MAS announced on 13 April 2018 that they will allow for ‘modest and gradual’ appreciation of the Singdollar. They will do so by slightly increasing the slope of the Singdollar nominal effective exchange rate (S$NEER) policy band. Incidentally, this is the first time MAS moved away from a neutral stance held since April 2016.
Following the announcement, the Singdollar weakended against the greenback, at S$1.3129 per US dollar at 10am, from its close on Thursday of S$1.3126, before stabilising. At 11.20am, the Singdollar had strengthened slightly to S$1.3119 per US dollar. This movement within a short window does not imply any drastic reaction from the FX market.
Reasons for Singdollar tightening
According to business news report, this move on the exchange rate policy was not a surprise, coming on the back of a strengthening economy, improved labour statistics, and rising inflation. Monetary Authority of Singapore (MAS) said the decision is “consistent with a modest and gradual appreciation path of the S$NEER policy band that will ensure medium-term price stability”.
Impact on SIBOR
One potential outcome of the Singdollar’s strength is that it will attract a net inflow of foreign funds thus creating more liquidity in the banking sector. This should keep our interest rates in check. However, we observed costs of borrowing has gone up, since the second half of 2017. Mortgage rates were around 1.4% and 1.65% in April 2018. 1M SIBOR is still around 1.37% since the announcement. We think the market has anticipated this decision and priced into SIBOR prior to the announcement.

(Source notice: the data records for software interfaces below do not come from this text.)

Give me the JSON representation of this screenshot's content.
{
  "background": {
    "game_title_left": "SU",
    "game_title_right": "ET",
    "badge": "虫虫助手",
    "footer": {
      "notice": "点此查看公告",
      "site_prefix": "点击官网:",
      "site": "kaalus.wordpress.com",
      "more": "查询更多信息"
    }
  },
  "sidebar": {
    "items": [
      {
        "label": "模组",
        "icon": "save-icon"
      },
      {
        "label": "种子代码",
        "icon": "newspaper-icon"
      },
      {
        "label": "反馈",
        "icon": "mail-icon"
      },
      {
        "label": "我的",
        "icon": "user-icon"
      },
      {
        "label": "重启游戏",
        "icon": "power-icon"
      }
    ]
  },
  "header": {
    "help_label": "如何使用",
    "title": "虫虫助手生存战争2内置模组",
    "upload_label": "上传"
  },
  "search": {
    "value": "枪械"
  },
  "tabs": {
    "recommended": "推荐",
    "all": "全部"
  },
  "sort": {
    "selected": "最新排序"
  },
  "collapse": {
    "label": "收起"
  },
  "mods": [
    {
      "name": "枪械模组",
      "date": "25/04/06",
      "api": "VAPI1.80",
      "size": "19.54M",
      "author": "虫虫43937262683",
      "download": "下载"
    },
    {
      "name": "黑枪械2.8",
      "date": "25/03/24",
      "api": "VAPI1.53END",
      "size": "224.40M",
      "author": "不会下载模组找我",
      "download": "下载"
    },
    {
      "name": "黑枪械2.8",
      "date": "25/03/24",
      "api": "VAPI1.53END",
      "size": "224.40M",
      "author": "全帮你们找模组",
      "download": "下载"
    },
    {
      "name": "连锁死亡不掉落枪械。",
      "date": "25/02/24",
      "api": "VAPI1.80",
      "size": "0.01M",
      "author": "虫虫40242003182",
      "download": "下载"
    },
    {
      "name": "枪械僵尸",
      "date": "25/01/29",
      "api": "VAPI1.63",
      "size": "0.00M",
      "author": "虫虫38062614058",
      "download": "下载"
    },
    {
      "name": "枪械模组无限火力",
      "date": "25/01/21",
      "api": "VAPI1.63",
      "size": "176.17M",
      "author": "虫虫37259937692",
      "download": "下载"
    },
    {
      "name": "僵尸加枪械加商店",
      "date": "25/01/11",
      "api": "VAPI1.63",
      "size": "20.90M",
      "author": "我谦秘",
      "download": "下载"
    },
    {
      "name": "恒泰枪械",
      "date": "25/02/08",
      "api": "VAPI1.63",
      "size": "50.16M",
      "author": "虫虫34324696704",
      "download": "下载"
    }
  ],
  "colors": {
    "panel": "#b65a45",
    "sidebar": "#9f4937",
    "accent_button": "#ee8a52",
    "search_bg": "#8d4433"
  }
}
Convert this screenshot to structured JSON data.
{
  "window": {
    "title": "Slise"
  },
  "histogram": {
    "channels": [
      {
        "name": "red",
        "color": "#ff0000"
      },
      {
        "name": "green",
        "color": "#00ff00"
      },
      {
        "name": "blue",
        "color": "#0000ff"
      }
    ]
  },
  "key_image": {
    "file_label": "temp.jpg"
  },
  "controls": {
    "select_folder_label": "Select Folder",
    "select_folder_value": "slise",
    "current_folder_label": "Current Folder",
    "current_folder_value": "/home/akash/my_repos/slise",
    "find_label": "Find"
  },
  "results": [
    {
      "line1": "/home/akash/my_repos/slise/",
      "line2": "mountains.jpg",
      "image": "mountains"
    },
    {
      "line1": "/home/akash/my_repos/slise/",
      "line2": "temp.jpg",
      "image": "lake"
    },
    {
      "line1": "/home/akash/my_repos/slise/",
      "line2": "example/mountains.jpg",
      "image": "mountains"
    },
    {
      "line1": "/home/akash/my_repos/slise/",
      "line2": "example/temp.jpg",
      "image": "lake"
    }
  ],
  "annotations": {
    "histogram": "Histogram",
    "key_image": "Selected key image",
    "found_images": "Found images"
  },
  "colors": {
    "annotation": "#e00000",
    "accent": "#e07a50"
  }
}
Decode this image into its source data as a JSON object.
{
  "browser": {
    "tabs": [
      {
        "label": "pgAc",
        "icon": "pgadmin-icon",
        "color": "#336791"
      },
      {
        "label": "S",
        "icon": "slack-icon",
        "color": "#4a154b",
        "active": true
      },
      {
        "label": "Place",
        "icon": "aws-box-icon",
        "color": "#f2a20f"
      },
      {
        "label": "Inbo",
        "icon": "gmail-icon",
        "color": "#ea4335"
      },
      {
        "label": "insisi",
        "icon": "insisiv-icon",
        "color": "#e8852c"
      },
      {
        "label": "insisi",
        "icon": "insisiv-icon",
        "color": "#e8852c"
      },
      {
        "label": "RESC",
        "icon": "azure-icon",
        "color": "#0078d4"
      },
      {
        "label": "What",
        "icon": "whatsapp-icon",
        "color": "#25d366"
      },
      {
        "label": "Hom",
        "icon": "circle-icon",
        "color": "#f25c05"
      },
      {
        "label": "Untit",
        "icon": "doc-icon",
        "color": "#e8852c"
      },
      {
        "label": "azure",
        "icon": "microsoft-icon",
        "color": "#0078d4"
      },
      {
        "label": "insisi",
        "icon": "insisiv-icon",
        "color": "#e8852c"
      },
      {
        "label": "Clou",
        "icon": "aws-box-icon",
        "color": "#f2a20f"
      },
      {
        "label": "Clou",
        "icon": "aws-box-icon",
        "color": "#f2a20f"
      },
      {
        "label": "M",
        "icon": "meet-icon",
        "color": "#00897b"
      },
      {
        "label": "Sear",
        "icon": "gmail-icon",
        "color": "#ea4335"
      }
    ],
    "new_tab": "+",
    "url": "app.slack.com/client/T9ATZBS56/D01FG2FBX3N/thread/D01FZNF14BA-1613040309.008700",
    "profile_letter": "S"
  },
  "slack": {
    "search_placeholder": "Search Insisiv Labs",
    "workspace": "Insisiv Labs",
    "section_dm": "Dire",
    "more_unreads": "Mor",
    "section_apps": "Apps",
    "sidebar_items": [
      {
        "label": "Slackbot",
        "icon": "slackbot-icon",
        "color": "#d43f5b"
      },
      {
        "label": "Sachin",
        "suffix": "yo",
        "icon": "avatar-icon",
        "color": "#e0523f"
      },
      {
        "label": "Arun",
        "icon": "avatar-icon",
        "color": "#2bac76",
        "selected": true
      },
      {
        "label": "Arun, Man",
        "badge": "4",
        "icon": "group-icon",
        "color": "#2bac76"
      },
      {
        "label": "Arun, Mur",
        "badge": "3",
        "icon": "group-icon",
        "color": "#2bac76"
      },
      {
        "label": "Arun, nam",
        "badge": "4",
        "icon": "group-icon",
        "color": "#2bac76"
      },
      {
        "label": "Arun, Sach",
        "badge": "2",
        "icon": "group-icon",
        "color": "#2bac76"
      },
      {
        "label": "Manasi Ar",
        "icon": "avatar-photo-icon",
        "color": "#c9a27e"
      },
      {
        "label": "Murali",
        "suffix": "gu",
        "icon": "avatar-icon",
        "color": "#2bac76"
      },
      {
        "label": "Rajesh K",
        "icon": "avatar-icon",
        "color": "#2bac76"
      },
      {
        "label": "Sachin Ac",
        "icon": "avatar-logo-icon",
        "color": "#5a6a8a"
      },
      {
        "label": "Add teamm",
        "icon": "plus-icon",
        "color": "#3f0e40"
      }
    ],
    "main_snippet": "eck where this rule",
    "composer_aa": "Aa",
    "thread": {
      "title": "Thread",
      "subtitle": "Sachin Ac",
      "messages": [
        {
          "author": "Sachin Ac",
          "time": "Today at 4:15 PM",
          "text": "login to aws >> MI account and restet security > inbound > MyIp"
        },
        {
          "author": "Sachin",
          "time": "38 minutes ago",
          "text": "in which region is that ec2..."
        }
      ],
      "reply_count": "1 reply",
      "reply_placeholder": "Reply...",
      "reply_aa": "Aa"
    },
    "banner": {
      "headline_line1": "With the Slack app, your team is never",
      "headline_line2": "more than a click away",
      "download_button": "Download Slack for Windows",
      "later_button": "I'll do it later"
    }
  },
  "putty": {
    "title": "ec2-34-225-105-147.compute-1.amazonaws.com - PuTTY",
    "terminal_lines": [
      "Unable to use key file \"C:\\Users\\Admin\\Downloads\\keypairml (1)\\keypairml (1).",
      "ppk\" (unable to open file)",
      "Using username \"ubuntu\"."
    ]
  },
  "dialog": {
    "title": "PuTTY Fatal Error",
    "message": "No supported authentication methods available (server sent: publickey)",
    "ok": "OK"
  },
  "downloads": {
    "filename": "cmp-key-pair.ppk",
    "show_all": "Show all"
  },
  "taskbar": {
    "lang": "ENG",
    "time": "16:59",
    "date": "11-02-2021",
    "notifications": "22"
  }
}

After all is said, we hold the view SIBOR rates movement is impacted by many factors including Singdollar exchange rate.
On a side note, we do not think there is any significance this announcement is made on Friday the 13th, which is usually a superstitious unlucky day. Who will be the unlucky one? We certainly hope mortgage borrowers are not those.